■ THE TASK: Write out each record below, word for word.

Dataset records
*** Block opens ***
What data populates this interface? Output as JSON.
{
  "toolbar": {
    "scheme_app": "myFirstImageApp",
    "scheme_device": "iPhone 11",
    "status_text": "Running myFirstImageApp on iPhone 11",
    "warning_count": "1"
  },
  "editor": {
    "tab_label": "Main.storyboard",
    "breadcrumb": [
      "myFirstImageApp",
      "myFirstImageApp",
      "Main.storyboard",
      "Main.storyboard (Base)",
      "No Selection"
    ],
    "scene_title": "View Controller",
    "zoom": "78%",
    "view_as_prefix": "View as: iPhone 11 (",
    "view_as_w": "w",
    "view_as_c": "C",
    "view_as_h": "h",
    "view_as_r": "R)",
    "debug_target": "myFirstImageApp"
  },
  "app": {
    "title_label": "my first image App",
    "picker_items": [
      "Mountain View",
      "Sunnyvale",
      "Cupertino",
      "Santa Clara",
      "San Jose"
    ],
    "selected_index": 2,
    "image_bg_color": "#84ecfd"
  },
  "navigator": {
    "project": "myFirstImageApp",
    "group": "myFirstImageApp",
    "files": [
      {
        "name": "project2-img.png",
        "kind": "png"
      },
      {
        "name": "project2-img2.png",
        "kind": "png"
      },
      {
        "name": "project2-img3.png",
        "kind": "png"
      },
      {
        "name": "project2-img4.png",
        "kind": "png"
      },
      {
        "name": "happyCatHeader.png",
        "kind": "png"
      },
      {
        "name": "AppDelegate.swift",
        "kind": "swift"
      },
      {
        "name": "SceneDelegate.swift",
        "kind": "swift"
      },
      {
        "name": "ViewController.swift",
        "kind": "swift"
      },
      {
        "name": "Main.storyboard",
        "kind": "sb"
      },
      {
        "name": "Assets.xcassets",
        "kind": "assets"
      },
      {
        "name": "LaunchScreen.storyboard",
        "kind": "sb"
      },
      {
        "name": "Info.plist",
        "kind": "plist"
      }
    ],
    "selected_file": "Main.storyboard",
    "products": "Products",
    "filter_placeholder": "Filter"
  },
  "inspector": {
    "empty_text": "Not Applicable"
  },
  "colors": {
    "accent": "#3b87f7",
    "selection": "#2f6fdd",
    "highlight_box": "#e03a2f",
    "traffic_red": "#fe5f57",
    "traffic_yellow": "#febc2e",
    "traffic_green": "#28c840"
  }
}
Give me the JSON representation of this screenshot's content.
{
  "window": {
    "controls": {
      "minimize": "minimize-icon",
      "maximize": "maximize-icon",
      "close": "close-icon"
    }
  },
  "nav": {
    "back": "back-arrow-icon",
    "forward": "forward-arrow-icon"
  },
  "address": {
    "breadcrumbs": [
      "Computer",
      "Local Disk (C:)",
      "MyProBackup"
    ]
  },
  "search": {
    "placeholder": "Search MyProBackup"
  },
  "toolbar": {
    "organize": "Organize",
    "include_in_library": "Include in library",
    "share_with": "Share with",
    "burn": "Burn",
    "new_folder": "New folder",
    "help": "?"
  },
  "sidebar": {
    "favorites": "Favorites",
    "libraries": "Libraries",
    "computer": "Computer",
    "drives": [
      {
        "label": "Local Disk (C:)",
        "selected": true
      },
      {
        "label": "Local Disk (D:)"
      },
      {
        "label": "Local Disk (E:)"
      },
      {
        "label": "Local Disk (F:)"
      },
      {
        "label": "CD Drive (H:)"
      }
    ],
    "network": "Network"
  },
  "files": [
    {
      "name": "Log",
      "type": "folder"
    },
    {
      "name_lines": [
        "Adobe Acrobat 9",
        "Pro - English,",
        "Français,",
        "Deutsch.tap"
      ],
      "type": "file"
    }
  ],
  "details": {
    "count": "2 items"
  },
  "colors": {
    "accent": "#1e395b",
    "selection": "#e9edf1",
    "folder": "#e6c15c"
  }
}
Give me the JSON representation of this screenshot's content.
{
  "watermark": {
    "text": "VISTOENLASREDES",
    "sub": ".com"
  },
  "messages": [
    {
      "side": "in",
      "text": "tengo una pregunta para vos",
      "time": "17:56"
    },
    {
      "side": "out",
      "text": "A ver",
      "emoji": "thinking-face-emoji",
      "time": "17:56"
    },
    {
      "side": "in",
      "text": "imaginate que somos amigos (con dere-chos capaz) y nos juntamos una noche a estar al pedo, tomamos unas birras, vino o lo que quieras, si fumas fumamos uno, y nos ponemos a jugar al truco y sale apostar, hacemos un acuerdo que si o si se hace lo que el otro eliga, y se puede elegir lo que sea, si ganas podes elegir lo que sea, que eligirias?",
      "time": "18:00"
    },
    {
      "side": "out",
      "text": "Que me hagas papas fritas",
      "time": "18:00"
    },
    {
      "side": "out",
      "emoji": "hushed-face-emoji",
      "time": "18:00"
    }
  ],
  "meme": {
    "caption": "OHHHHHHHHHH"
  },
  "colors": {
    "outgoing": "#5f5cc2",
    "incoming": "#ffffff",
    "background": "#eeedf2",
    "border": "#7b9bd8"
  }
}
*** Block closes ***
■ EXERCISE OUTPUT:
What data populates this interface? Output as JSON.
{
  "toolbar": {
    "scheme_app": "myFirstImageApp",
    "scheme_device": "iPhone 11",
    "status_text": "Running myFirstImageApp on iPhone 11",
    "warning_count": "1"
  },
  "editor": {
    "tab_label": "Main.storyboard",
    "breadcrumb": [
      "myFirstImageApp",
      "myFirstImageApp",
      "Main.storyboard",
      "Main.storyboard (Base)",
      "No Selection"
    ],
    "scene_title": "View Controller",
    "zoom": "78%",
    "view_as_prefix": "View as: iPhone 11 (",
    "view_as_w": "w",
    "view_as_c": "C",
    "view_as_h": "h",
    "view_as_r": "R)",
    "debug_target": "myFirstImageApp"
  },
  "app": {
    "title_label": "my first image App",
    "picker_items": [
      "Mountain View",
      "Sunnyvale",
      "Cupertino",
      "Santa Clara",
      "San Jose"
    ],
    "selected_index": 2,
    "image_bg_color": "#84ecfd"
  },
  "navigator": {
    "project": "myFirstImageApp",
    "group": "myFirstImageApp",
    "files": [
      {
        "name": "project2-img.png",
        "kind": "png"
      },
      {
        "name": "project2-img2.png",
        "kind": "png"
      },
      {
        "name": "project2-img3.png",
        "kind": "png"
      },
      {
        "name": "project2-img4.png",
        "kind": "png"
      },
      {
        "name": "happyCatHeader.png",
        "kind": "png"
      },
      {
        "name": "AppDelegate.swift",
        "kind": "swift"
      },
      {
        "name": "SceneDelegate.swift",
        "kind": "swift"
      },
      {
        "name": "ViewController.swift",
        "kind": "swift"
      },
      {
        "name": "Main.storyboard",
        "kind": "sb"
      },
      {
        "name": "Assets.xcassets",
        "kind": "assets"
      },
      {
        "name": "LaunchScreen.storyboard",
        "kind": "sb"
      },
      {
        "name": "Info.plist",
        "kind": "plist"
      }
    ],
    "selected_file": "Main.storyboard",
    "products": "Products",
    "filter_placeholder": "Filter"
  },
  "inspector": {
    "empty_text": "Not Applicable"
  },
  "colors": {
    "accent": "#3b87f7",
    "selection": "#2f6fdd",
    "highlight_box": "#e03a2f",
    "traffic_red": "#fe5f57",
    "traffic_yellow": "#febc2e",
    "traffic_green": "#28c840"
  }
}
Give me the JSON representation of this screenshot's content.
{
  "window": {
    "controls": {
      "minimize": "minimize-icon",
      "maximize": "maximize-icon",
      "close": "close-icon"
    }
  },
  "nav": {
    "back": "back-arrow-icon",
    "forward": "forward-arrow-icon"
  },
  "address": {
    "breadcrumbs": [
      "Computer",
      "Local Disk (C:)",
      "MyProBackup"
    ]
  },
  "search": {
    "placeholder": "Search MyProBackup"
  },
  "toolbar": {
    "organize": "Organize",
    "include_in_library": "Include in library",
    "share_with": "Share with",
    "burn": "Burn",
    "new_folder": "New folder",
    "help": "?"
  },
  "sidebar": {
    "favorites": "Favorites",
    "libraries": "Libraries",
    "computer": "Computer",
    "drives": [
      {
        "label": "Local Disk (C:)",
        "selected": true
      },
      {
        "label": "Local Disk (D:)"
      },
      {
        "label": "Local Disk (E:)"
      },
      {
        "label": "Local Disk (F:)"
      },
      {
        "label": "CD Drive (H:)"
      }
    ],
    "network": "Network"
  },
  "files": [
    {
      "name": "Log",
      "type": "folder"
    },
    {
      "name_lines": [
        "Adobe Acrobat 9",
        "Pro - English,",
        "Français,",
        "Deutsch.tap"
      ],
      "type": "file"
    }
  ],
  "details": {
    "count": "2 items"
  },
  "colors": {
    "accent": "#1e395b",
    "selection": "#e9edf1",
    "folder": "#e6c15c"
  }
}
Give me the JSON representation of this screenshot's content.
{
  "watermark": {
    "text": "VISTOENLASREDES",
    "sub": ".com"
  },
  "messages": [
    {
      "side": "in",
      "text": "tengo una pregunta para vos",
      "time": "17:56"
    },
    {
      "side": "out",
      "text": "A ver",
      "emoji": "thinking-face-emoji",
      "time": "17:56"
    },
    {
      "side": "in",
      "text": "imaginate que somos amigos (con dere-chos capaz) y nos juntamos una noche a estar al pedo, tomamos unas birras, vino o lo que quieras, si fumas fumamos uno, y nos ponemos a jugar al truco y sale apostar, hacemos un acuerdo que si o si se hace lo que el otro eliga, y se puede elegir lo que sea, si ganas podes elegir lo que sea, que eligirias?",
      "time": "18:00"
    },
    {
      "side": "out",
      "text": "Que me hagas papas fritas",
      "time": "18:00"
    },
    {
      "side": "out",
      "emoji": "hushed-face-emoji",
      "time": "18:00"
    }
  ],
  "meme": {
    "caption": "OHHHHHHHHHH"
  },
  "colors": {
    "outgoing": "#5f5cc2",
    "incoming": "#ffffff",
    "background": "#eeedf2",
    "border": "#7b9bd8"
  }
}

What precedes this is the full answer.